The history of genome sequencing is a fascinating one, marked by groundbreaking discoveries and innovations that have transformed the field of biology and our understanding of life itself. At its core, genome sequencing is the process of determining the order of DNA nucleotides in a particular organism’s genome. This process has revolutionized the study of genetics, enabling researchers to identify specific genetic variations and gain insights into the mechanisms that underlie biological processes and diseases.
The story of genome sequencing dates back to the mid-20th century, when scientists first began to unravel the structure of DNA. In 1953, James Watson and Francis Crick famously discovered the double helix structure of DNA, which laid the foundation for subsequent research into genetics and the human genome. Over the next few decades, researchers continued to build on this foundation, developing new techniques and tools to study DNA more closely.
One of the earliest breakthroughs in genome sequencing came in the 1970s, when scientists developed the first DNA sequencing method. This technique, known as Maxam-Gilbert sequencing, relied on chemical cleavage of DNA to identify the base pairs in a sequence. While Maxam-Gilbert sequencing was an important step forward, it was a labor-intensive and time-consuming process that could only sequence relatively short DNA fragments.
It wasn’t until the 1980s that the first automated DNA sequencing machines were developed, paving the way for more rapid and efficient genome sequencing. In 1986, the first commercial DNA sequencer, the ABI 370, was released by Applied Biosystems, marking a major milestone in the field. This machine relied on the Sanger sequencing method, which uses fluorescent dyes to detect nucleotide incorporation during DNA synthesis.
The development of automated DNA sequencing machines led to a rapid increase in the amount of genetic data that could be generated, and by the 1990s, the field of genomics was well established. In 1990, the Human Genome Project was launched, a massive international effort to sequence the entire human genome. This project involved thousands of researchers from around the world and took over a decade to complete. In 2003, the Human Genome Project was declared complete, and the entire human genome sequence was made publicly available.
Since the completion of the Human Genome Project, genome sequencing technology has continued to evolve at a rapid pace.

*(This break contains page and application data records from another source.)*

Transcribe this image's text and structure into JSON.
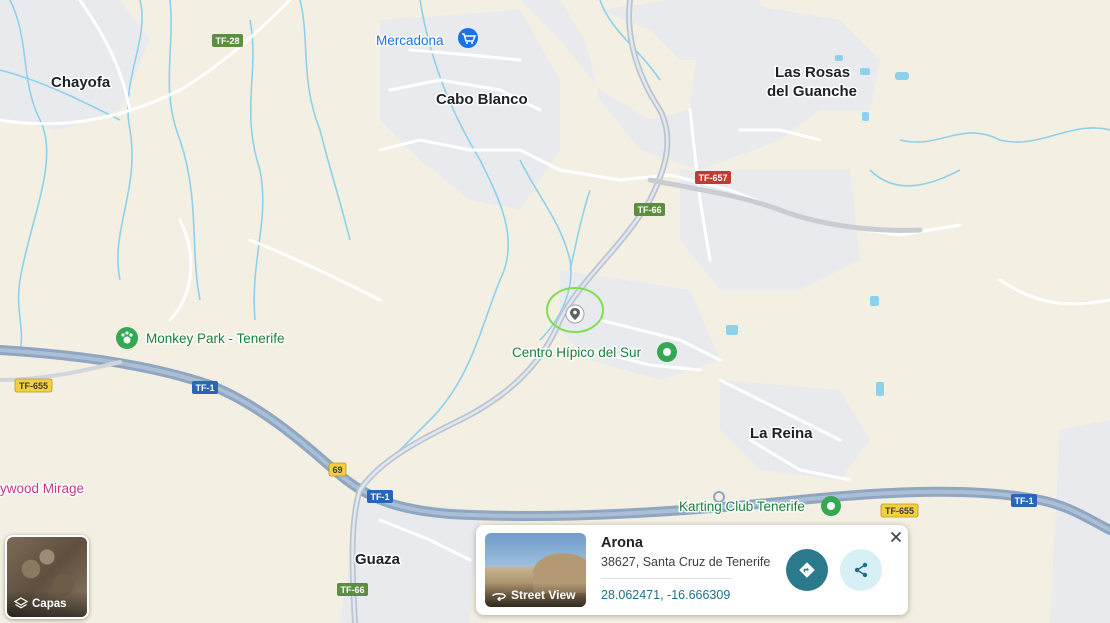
{
  "map": {
    "places": [
      {
        "id": "chayofa",
        "label": "Chayofa"
      },
      {
        "id": "cabo-blanco",
        "label": "Cabo Blanco"
      },
      {
        "id": "las-rosas-1",
        "label": "Las Rosas"
      },
      {
        "id": "las-rosas-2",
        "label": "del Guanche"
      },
      {
        "id": "la-reina",
        "label": "La Reina"
      },
      {
        "id": "guaza",
        "label": "Guaza"
      }
    ],
    "pois": [
      {
        "id": "mercadona",
        "label": "Mercadona",
        "color": "#1a73e8"
      },
      {
        "id": "monkey-park",
        "label": "Monkey Park - Tenerife",
        "color": "#188038"
      },
      {
        "id": "centro-hipico",
        "label": "Centro Hípico del Sur",
        "color": "#188038"
      },
      {
        "id": "karting",
        "label": "Karting Club Tenerife",
        "color": "#188038"
      },
      {
        "id": "wood-mirage",
        "label": "ywood Mirage",
        "color": "#c5378e"
      }
    ],
    "road_shields": [
      {
        "id": "tf28",
        "label": "TF-28",
        "kind": "green"
      },
      {
        "id": "tf657",
        "label": "TF-657",
        "kind": "red"
      },
      {
        "id": "tf66-north",
        "label": "TF-66",
        "kind": "green"
      },
      {
        "id": "tf655-west",
        "label": "TF-655",
        "kind": "yellow"
      },
      {
        "id": "tf1-west",
        "label": "TF-1",
        "kind": "blue"
      },
      {
        "id": "exit-69",
        "label": "69",
        "kind": "yellow"
      },
      {
        "id": "tf1-mid",
        "label": "TF-1",
        "kind": "blue"
      },
      {
        "id": "tf1-east",
        "label": "TF-1",
        "kind": "blue"
      },
      {
        "id": "tf655-east",
        "label": "TF-655",
        "kind": "yellow"
      },
      {
        "id": "tf66-south",
        "label": "TF-66",
        "kind": "green"
      }
    ],
    "colors": {
      "land": "#f3efe2",
      "urban": "#e9eaee",
      "minor_road": "#ffffff",
      "highway": "#8fa6c1",
      "water": "#8ed1ec",
      "highlight_circle": "#7ee04d"
    }
  },
  "layers_control": {
    "label": "Capas",
    "icon": "layers-icon"
  },
  "place_card": {
    "title": "Arona",
    "address": "38627, Santa Cruz de Tenerife",
    "coordinates": "28.062471, -16.666309",
    "street_view_label": "Street View",
    "directions_icon": "directions-icon",
    "share_icon": "share-icon",
    "close_icon": "close-icon"
  }
}
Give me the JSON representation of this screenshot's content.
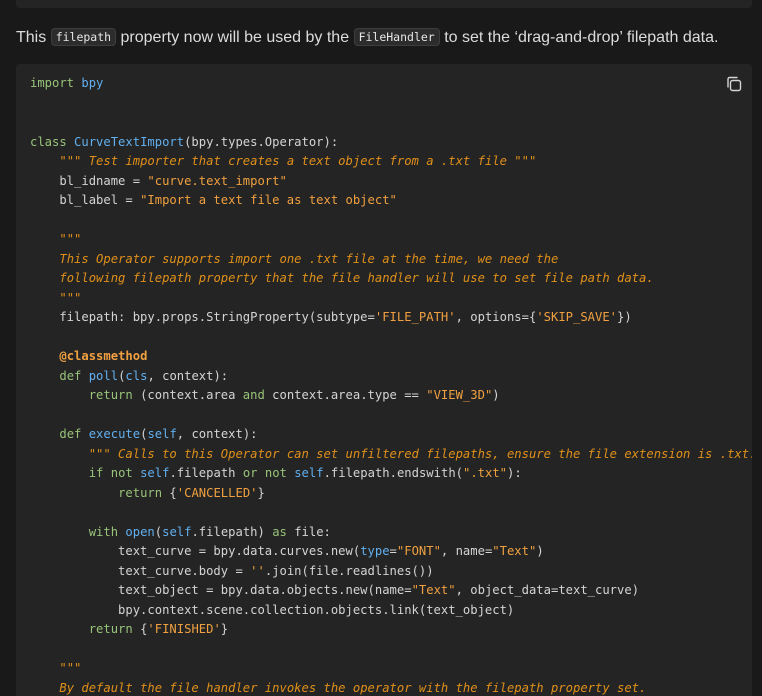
{
  "prose": {
    "t1": "This",
    "code1": "filepath",
    "t2": "property now will be used by the",
    "code2": "FileHandler",
    "t3": "to set the ‘drag-and-drop’ filepath data."
  },
  "code_block": {
    "copy_icon": "copy-icon",
    "lines": [
      [
        [
          "kw",
          "import"
        ],
        [
          "pl",
          " "
        ],
        [
          "nm",
          "bpy"
        ]
      ],
      [],
      [],
      [
        [
          "kw",
          "class"
        ],
        [
          "pl",
          " "
        ],
        [
          "nm",
          "CurveTextImport"
        ],
        [
          "pl",
          "(bpy.types.Operator):"
        ]
      ],
      [
        [
          "pl",
          "    "
        ],
        [
          "cm",
          "\"\"\" Test importer that creates a text object from a .txt file \"\"\""
        ]
      ],
      [
        [
          "pl",
          "    bl_idname = "
        ],
        [
          "st",
          "\"curve.text_import\""
        ]
      ],
      [
        [
          "pl",
          "    bl_label = "
        ],
        [
          "st",
          "\"Import a text file as text object\""
        ]
      ],
      [],
      [
        [
          "pl",
          "    "
        ],
        [
          "cm",
          "\"\"\""
        ]
      ],
      [
        [
          "pl",
          "    "
        ],
        [
          "cm",
          "This Operator supports import one .txt file at the time, we need the"
        ]
      ],
      [
        [
          "pl",
          "    "
        ],
        [
          "cm",
          "following filepath property that the file handler will use to set file path data."
        ]
      ],
      [
        [
          "pl",
          "    "
        ],
        [
          "cm",
          "\"\"\""
        ]
      ],
      [
        [
          "pl",
          "    filepath: bpy.props.StringProperty(subtype="
        ],
        [
          "st",
          "'FILE_PATH'"
        ],
        [
          "pl",
          ", options={"
        ],
        [
          "st",
          "'SKIP_SAVE'"
        ],
        [
          "pl",
          "})"
        ]
      ],
      [],
      [
        [
          "pl",
          "    "
        ],
        [
          "dc",
          "@classmethod"
        ]
      ],
      [
        [
          "pl",
          "    "
        ],
        [
          "kw",
          "def"
        ],
        [
          "pl",
          " "
        ],
        [
          "nm",
          "poll"
        ],
        [
          "pl",
          "("
        ],
        [
          "nm",
          "cls"
        ],
        [
          "pl",
          ", context):"
        ]
      ],
      [
        [
          "pl",
          "        "
        ],
        [
          "kw",
          "return"
        ],
        [
          "pl",
          " (context.area "
        ],
        [
          "kw",
          "and"
        ],
        [
          "pl",
          " context.area.type == "
        ],
        [
          "st",
          "\"VIEW_3D\""
        ],
        [
          "pl",
          ")"
        ]
      ],
      [],
      [
        [
          "pl",
          "    "
        ],
        [
          "kw",
          "def"
        ],
        [
          "pl",
          " "
        ],
        [
          "nm",
          "execute"
        ],
        [
          "pl",
          "("
        ],
        [
          "nm",
          "self"
        ],
        [
          "pl",
          ", context):"
        ]
      ],
      [
        [
          "pl",
          "        "
        ],
        [
          "cm",
          "\"\"\" Calls to this Operator can set unfiltered filepaths, ensure the file extension is .txt. \"\"\""
        ]
      ],
      [
        [
          "pl",
          "        "
        ],
        [
          "kw",
          "if"
        ],
        [
          "pl",
          " "
        ],
        [
          "kw",
          "not"
        ],
        [
          "pl",
          " "
        ],
        [
          "nm",
          "self"
        ],
        [
          "pl",
          ".filepath "
        ],
        [
          "kw",
          "or"
        ],
        [
          "pl",
          " "
        ],
        [
          "kw",
          "not"
        ],
        [
          "pl",
          " "
        ],
        [
          "nm",
          "self"
        ],
        [
          "pl",
          ".filepath.endswith("
        ],
        [
          "st",
          "\".txt\""
        ],
        [
          "pl",
          "):"
        ]
      ],
      [
        [
          "pl",
          "            "
        ],
        [
          "kw",
          "return"
        ],
        [
          "pl",
          " {"
        ],
        [
          "st",
          "'CANCELLED'"
        ],
        [
          "pl",
          "}"
        ]
      ],
      [],
      [
        [
          "pl",
          "        "
        ],
        [
          "kw",
          "with"
        ],
        [
          "pl",
          " "
        ],
        [
          "nm",
          "open"
        ],
        [
          "pl",
          "("
        ],
        [
          "nm",
          "self"
        ],
        [
          "pl",
          ".filepath) "
        ],
        [
          "kw",
          "as"
        ],
        [
          "pl",
          " file:"
        ]
      ],
      [
        [
          "pl",
          "            text_curve = bpy.data.curves.new("
        ],
        [
          "nm",
          "type"
        ],
        [
          "pl",
          "="
        ],
        [
          "st",
          "\"FONT\""
        ],
        [
          "pl",
          ", name="
        ],
        [
          "st",
          "\"Text\""
        ],
        [
          "pl",
          ")"
        ]
      ],
      [
        [
          "pl",
          "            text_curve.body = "
        ],
        [
          "st",
          "''"
        ],
        [
          "pl",
          ".join(file.readlines())"
        ]
      ],
      [
        [
          "pl",
          "            text_object = bpy.data.objects.new(name="
        ],
        [
          "st",
          "\"Text\""
        ],
        [
          "pl",
          ", object_data=text_curve)"
        ]
      ],
      [
        [
          "pl",
          "            bpy.context.scene.collection.objects.link(text_object)"
        ]
      ],
      [
        [
          "pl",
          "        "
        ],
        [
          "kw",
          "return"
        ],
        [
          "pl",
          " {"
        ],
        [
          "st",
          "'FINISHED'"
        ],
        [
          "pl",
          "}"
        ]
      ],
      [],
      [
        [
          "pl",
          "    "
        ],
        [
          "cm",
          "\"\"\""
        ]
      ],
      [
        [
          "pl",
          "    "
        ],
        [
          "cm",
          "By default the file handler invokes the operator with the filepath property set."
        ]
      ]
    ]
  }
}
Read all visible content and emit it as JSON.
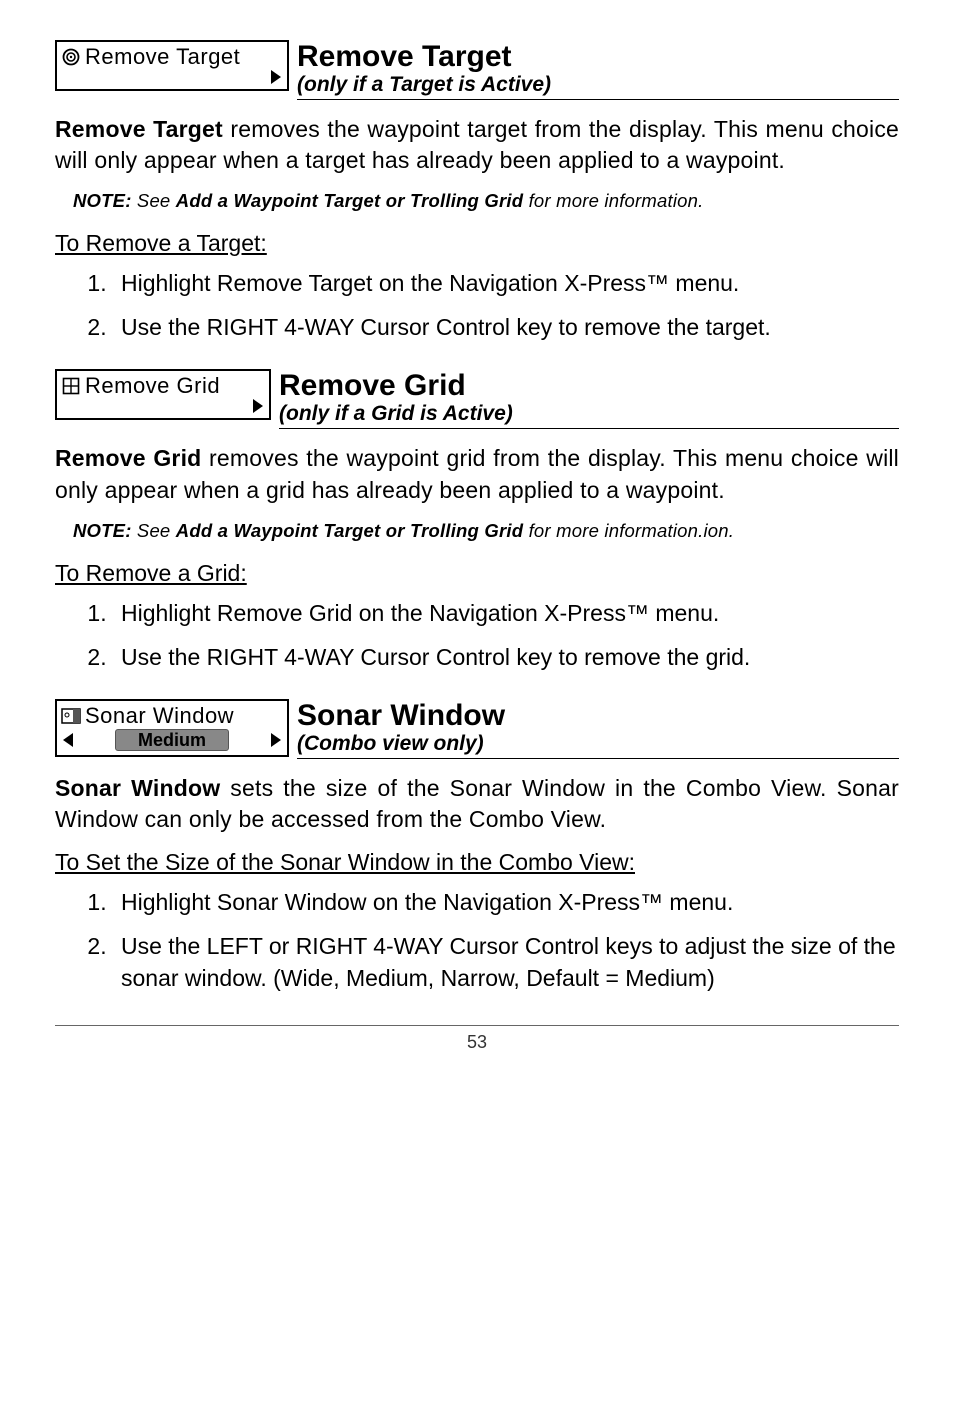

Next-generation sequencing (NGS) technologies have emerged that are capable of generating massive amounts of data in a fraction of the time and cost of previous methods. These technologies, which include Illumina, PacBio, and Oxford Nanopore sequencing, have revolutionized the field of genomics, enabling researchers to sequence entire genomes in just a few days.
The development of genome sequencing technologies has also had a profound impact on fields beyond biology, including medicine, forensics, and agriculture. In medicine, genome sequencing is increasingly being used to diagnose genetic diseases and develop personalized treatments based on an individual’s genetic makeup. In forensics, DNA sequencing has become a valuable tool for identifying suspects and solving crimes. And in agriculture, genome sequencing is being used to develop more resilient and productive crops and livestock.
Looking to the future, the field of genome sequencing is poised for even more rapid advancement. New technologies such as single-cell sequencing and long-read sequencing are pushing the limits of what is possible, enabling researchers to study individual cells and sequence entire chromosomes in a single run. As these technologies continue to improve and become more widely available, the possibilities for unlocking new insights into the workings of life are truly limitless.
In conclusion, the history of genome sequencing is a story of remarkable innovation and discovery. From the early days of Maxam-Gilbert sequencing to the completion of the Human Genome Project and the emergence of next-generation sequencing technologies, the field has come a long way in a relatively short time.